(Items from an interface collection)
************
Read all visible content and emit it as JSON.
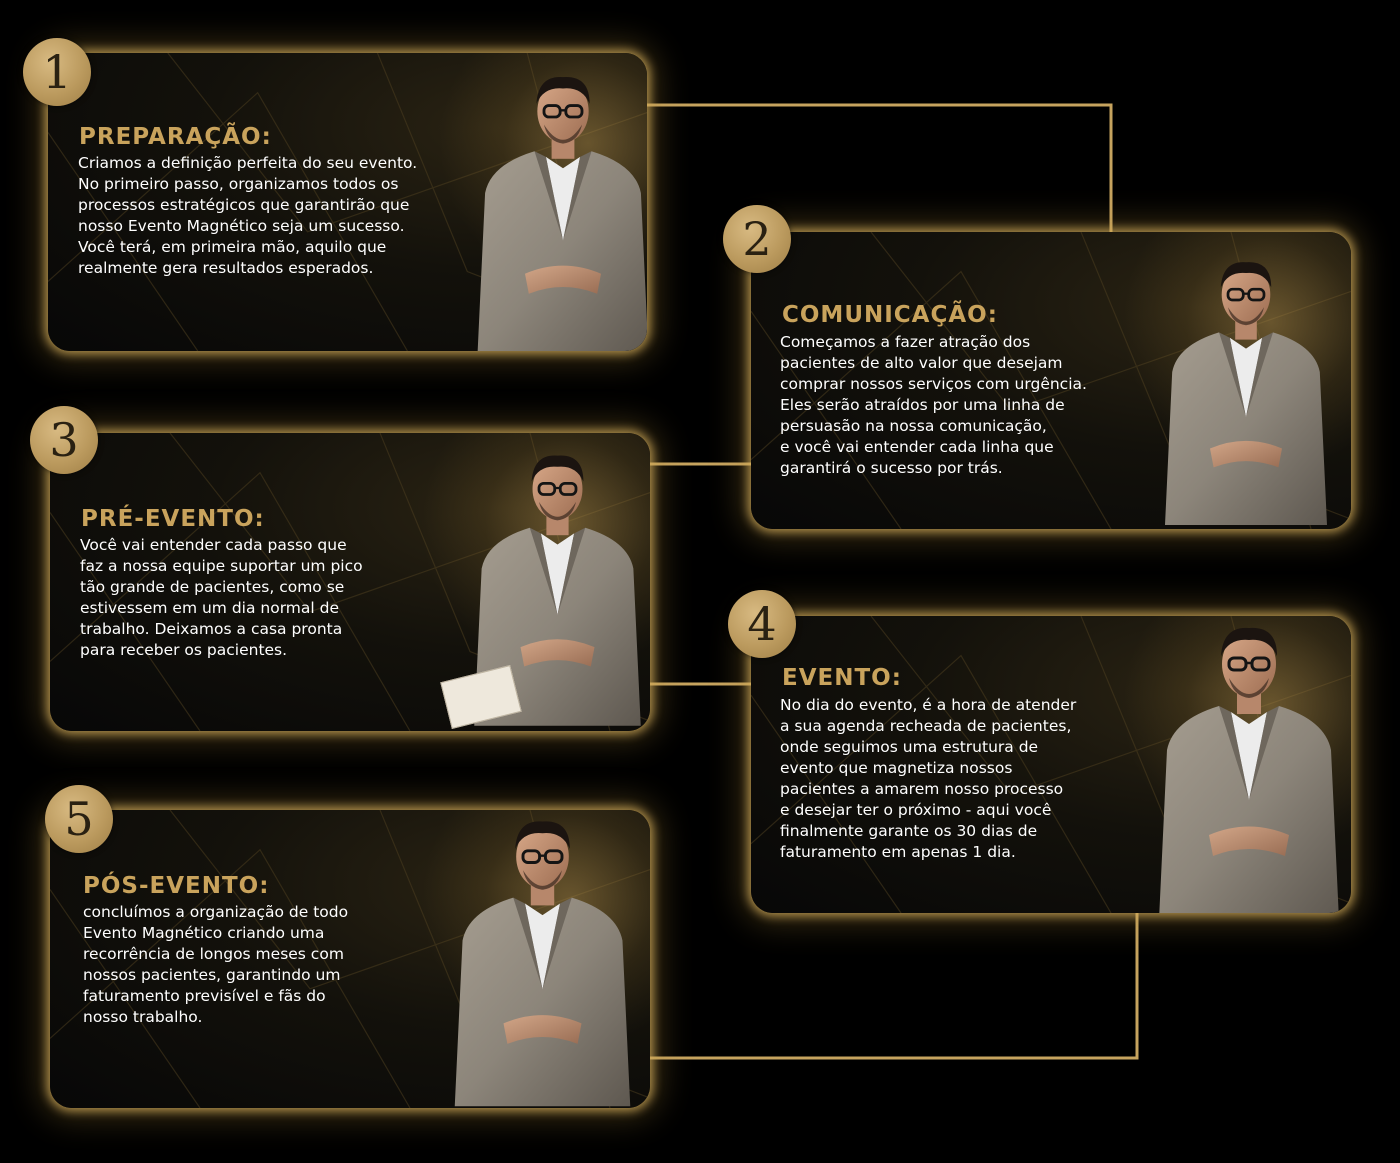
{
  "colors": {
    "background": "#000000",
    "gold": "#c9a35c",
    "badge": "#bb9a5e",
    "text": "#ffffff"
  },
  "steps": [
    {
      "number": "1",
      "title": "PREPARAÇÃO:",
      "text": "Criamos a definição perfeita do seu evento.\nNo primeiro passo, organizamos todos os\nprocessos estratégicos que garantirão que\nnosso Evento Magnético seja um sucesso.\nVocê terá, em primeira mão, aquilo que\nrealmente gera resultados esperados.",
      "image": "man-in-gray-suit-standing-photo"
    },
    {
      "number": "2",
      "title": "COMUNICAÇÃO:",
      "text": "Começamos a fazer atração dos\npacientes de alto valor que desejam\ncomprar nossos serviços com urgência.\nEles serão atraídos por uma linha de\npersuasão na nossa comunicação,\ne você vai entender cada linha que\ngarantirá o sucesso por trás.",
      "image": "man-in-gray-suit-seated-photo"
    },
    {
      "number": "3",
      "title": "PRÉ-EVENTO:",
      "text": "Você vai entender cada passo que\nfaz a nossa equipe suportar um pico\ntão grande de pacientes, como se\nestivessem em um dia normal de\ntrabalho. Deixamos a casa pronta\npara receber os pacientes.",
      "image": "man-in-gray-suit-holding-book-photo"
    },
    {
      "number": "4",
      "title": "EVENTO:",
      "text": "No dia do evento, é a hora de atender\na sua agenda recheada de pacientes,\nonde seguimos uma estrutura de\nevento que magnetiza nossos\npacientes a amarem nosso processo\ne desejar ter o próximo - aqui você\nfinalmente garante os 30 dias de\nfaturamento em apenas 1 dia.",
      "image": "man-in-gray-suit-seated-hands-on-knees-photo"
    },
    {
      "number": "5",
      "title": "PÓS-EVENTO:",
      "text": "concluímos a organização de todo\nEvento Magnético criando uma\nrecorrência de longos meses com\nnossos pacientes, garantindo um\nfaturamento previsível e fãs do\nnosso trabalho.",
      "image": "man-in-gray-suit-seated-hands-clasped-photo"
    }
  ]
}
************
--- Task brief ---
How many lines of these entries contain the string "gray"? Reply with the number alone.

--- Answer space ---
5